Here at Lyminster Primary School we know that History is a subject that sparks the curiosity and excitement of many of our pupils, and this is why we use it as a driver for many of our cross-curricular topics – from the earliest civilisations of the Mayans and Egyptians, all the way to the magnificence and misery of Victorian Britain. Learning is immersive and made real and relevant for the pupils, as well as inspiring awe-and-wonder, in-line with our overall curriculum aims.
We follow the National Curriculum, and enhance this with an emphasis on our rich local history, such as when our youngest children visit Arundel Castle, or when our older children get stuck in at a working Anglo-Saxon farm. As the oldest surviving school in Littlehampton, there is fascinating history in the fabric of our very building, and the children study in-depth how both our school and the local town have changed since Victorian times to now. During Black History Month in October, whole-school assemblies focus on key values such as confidence and community, whilst we learn about influential figures from history such as Rosa Parks and Martin Luther King. Democracy – the struggles and the victories – continues as a theme close to our school’s heart as our older children study the history and workings of the Houses of Parliament, and debate the complex issues surrounding the Gunpowder Plot.
Debate is key to the types of historians we want to see graduate at the end of their time at Lyminster – historians who can use their skills of enquiry, judgement and communication to reach an informed point of view and put across their opinion with convincing evidence.

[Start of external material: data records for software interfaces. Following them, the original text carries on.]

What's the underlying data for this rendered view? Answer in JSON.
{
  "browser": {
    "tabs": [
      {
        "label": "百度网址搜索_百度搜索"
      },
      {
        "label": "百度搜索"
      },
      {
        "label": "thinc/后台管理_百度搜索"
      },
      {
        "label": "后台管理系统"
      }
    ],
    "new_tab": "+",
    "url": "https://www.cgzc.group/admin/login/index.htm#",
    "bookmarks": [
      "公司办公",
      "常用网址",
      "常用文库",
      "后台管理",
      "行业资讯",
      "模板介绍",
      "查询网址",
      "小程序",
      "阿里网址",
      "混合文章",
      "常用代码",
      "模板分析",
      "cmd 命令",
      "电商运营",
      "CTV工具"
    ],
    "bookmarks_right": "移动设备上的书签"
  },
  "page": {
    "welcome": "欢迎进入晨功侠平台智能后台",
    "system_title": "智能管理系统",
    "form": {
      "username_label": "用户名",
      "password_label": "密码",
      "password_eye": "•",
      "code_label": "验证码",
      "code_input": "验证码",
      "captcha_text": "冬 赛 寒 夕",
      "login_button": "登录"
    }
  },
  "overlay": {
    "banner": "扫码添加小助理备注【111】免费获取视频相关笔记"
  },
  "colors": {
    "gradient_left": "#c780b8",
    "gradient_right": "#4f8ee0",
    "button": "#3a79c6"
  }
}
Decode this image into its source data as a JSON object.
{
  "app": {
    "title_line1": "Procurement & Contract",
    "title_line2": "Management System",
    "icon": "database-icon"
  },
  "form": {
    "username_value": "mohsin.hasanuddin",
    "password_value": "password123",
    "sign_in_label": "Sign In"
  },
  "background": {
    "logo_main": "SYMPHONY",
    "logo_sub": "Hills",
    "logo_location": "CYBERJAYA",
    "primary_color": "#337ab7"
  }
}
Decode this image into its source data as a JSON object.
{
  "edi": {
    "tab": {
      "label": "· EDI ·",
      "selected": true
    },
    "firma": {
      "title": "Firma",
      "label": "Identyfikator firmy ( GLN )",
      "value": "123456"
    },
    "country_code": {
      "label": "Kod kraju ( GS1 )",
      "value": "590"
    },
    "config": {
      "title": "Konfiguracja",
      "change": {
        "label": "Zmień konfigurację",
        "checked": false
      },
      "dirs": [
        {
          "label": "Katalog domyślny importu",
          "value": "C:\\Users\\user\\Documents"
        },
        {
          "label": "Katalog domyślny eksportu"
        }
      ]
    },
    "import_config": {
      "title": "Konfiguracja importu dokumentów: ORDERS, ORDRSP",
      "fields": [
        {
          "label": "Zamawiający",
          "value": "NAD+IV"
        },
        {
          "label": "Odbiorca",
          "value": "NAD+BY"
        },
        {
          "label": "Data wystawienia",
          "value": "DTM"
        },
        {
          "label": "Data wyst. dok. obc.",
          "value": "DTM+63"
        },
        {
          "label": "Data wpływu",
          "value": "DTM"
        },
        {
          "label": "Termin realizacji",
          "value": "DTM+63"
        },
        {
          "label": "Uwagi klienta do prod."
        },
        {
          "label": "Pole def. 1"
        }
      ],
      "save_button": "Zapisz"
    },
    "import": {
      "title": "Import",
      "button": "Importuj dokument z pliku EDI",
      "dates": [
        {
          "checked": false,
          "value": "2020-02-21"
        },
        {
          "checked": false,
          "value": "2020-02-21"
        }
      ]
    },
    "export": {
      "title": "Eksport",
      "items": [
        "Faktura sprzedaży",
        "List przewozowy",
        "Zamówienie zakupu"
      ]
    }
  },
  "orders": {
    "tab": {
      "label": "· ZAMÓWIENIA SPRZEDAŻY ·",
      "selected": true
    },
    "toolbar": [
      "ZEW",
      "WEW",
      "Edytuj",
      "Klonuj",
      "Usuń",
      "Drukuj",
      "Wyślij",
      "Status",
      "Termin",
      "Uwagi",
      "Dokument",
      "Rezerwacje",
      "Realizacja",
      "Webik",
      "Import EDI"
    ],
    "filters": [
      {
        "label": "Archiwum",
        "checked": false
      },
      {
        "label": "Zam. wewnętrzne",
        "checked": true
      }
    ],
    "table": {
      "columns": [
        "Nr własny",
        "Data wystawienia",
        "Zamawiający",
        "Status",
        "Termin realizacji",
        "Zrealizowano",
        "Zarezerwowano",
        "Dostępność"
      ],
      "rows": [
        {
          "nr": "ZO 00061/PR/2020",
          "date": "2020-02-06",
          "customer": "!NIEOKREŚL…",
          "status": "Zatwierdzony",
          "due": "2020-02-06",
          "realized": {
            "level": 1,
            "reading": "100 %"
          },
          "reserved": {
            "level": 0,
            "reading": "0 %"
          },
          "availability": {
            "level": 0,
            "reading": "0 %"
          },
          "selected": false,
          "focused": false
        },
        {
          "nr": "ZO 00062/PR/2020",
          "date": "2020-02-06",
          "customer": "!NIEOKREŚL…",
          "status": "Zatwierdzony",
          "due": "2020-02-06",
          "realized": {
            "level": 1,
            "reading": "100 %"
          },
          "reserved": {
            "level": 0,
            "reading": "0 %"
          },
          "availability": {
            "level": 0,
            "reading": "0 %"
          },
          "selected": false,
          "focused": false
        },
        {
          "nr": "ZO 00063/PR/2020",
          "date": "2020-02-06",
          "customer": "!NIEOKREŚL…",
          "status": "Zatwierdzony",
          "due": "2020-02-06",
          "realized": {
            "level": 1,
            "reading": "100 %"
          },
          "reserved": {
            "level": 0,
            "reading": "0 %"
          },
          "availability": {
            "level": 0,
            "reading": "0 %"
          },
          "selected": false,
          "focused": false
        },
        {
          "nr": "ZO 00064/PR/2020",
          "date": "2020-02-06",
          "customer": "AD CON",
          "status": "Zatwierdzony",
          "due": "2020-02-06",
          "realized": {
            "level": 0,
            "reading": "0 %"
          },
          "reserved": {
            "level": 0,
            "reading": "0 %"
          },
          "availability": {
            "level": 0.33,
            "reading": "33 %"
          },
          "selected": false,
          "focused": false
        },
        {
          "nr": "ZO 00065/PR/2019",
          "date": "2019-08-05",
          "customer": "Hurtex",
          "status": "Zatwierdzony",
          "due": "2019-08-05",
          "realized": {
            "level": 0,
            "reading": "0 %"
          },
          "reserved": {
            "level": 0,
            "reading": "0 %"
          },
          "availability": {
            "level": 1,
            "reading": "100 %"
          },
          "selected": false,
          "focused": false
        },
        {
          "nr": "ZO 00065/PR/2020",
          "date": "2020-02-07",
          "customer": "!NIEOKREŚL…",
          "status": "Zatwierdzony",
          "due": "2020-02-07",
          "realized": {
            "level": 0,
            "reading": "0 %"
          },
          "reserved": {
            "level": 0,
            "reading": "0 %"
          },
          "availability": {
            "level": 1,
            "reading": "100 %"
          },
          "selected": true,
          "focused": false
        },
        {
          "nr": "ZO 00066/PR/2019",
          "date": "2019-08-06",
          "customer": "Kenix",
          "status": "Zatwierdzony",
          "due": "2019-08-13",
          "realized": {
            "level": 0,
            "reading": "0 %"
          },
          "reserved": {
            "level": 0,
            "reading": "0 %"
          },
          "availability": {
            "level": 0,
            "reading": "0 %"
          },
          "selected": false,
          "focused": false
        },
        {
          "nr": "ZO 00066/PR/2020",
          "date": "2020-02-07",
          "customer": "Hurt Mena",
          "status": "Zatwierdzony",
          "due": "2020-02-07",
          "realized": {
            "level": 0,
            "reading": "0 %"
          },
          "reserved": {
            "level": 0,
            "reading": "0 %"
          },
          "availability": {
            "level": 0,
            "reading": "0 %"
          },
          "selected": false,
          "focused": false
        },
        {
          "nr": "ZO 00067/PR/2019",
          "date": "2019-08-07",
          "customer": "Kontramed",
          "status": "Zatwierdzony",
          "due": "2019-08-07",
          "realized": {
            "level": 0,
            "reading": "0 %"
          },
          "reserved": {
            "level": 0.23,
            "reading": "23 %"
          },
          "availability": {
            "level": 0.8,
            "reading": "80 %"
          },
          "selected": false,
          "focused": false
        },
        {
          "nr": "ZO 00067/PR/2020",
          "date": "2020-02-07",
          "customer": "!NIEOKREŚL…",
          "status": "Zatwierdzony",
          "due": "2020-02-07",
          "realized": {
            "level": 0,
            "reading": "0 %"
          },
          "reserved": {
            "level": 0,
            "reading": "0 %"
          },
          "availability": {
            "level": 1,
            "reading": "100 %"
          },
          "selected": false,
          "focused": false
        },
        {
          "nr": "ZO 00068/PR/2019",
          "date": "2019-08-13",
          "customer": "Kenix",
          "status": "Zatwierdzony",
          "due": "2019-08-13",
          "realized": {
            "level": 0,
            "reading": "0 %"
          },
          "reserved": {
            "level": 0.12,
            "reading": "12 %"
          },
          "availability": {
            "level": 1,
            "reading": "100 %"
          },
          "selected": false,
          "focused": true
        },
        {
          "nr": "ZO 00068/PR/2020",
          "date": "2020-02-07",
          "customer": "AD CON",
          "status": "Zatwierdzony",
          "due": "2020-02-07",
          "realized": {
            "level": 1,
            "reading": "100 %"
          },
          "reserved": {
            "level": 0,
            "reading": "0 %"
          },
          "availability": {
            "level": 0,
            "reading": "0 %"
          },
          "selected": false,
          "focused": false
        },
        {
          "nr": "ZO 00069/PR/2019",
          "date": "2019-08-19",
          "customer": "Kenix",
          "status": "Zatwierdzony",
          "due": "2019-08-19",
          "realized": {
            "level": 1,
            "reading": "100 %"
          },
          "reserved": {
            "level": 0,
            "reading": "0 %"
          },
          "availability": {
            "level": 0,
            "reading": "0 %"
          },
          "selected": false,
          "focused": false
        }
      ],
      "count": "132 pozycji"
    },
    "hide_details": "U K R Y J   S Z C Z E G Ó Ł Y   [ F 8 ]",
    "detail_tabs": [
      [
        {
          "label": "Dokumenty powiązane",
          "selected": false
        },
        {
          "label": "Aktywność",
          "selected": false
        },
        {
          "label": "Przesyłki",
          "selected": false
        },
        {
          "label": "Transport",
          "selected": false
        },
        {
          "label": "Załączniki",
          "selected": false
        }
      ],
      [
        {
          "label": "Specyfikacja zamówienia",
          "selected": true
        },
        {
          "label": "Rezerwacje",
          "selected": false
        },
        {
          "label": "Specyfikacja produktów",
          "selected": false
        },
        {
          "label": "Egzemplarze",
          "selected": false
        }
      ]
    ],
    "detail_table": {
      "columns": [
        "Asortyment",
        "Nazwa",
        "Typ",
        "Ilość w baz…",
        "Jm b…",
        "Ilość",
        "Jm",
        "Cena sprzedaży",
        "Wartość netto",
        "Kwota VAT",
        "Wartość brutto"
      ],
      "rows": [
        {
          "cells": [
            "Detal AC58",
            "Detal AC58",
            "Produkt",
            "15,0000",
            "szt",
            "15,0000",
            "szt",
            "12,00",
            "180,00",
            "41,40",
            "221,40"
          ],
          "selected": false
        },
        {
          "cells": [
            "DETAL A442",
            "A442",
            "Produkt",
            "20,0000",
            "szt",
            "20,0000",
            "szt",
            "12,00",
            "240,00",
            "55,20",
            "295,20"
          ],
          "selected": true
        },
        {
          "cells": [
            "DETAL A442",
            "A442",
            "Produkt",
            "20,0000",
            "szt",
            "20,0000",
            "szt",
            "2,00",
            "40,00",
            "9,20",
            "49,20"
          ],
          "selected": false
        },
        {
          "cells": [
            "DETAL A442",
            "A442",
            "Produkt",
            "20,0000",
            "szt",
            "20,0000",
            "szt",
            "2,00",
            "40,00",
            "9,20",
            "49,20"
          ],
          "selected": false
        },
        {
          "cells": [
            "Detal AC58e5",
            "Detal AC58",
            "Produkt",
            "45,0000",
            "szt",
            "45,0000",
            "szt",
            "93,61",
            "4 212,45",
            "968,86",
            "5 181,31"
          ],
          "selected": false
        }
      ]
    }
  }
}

Was the Victorian era really a high-point for Littlehampton? Were the Vikings really as vicious as the Anglo-Saxons believed, or did our Saxon fore-fathers have their own skeletons in the closet? Was polar discovery and exploration worth the human cost? These open questions drive our learning, and as a (UNCRC) Rights Respecting school we believe passionately in the children’s right to form their own opinion, having applied their historical knowledge, understanding and skills gained from high-quality instruction.
This knowledge, as well as the understanding and skills to apply it, is built up in small progressive steps year by year and in the six main strands we have agreed: Chronology, Key Features, Cause and Consequence, Interpretation, Enquiry and Communication. The aim is to continually build on what they have learned before as they move gradually from history topics that are very personally real and relevant, such as toys and the seaside, to more abstract history and increasingly complex or multi-layered issues. You can see this progression in our Subject Overview below, and in the topic planning for each year group. If you want to explore all this History learning more at home, check out the fun-filled links in our Parents’ and Children’s Hubs!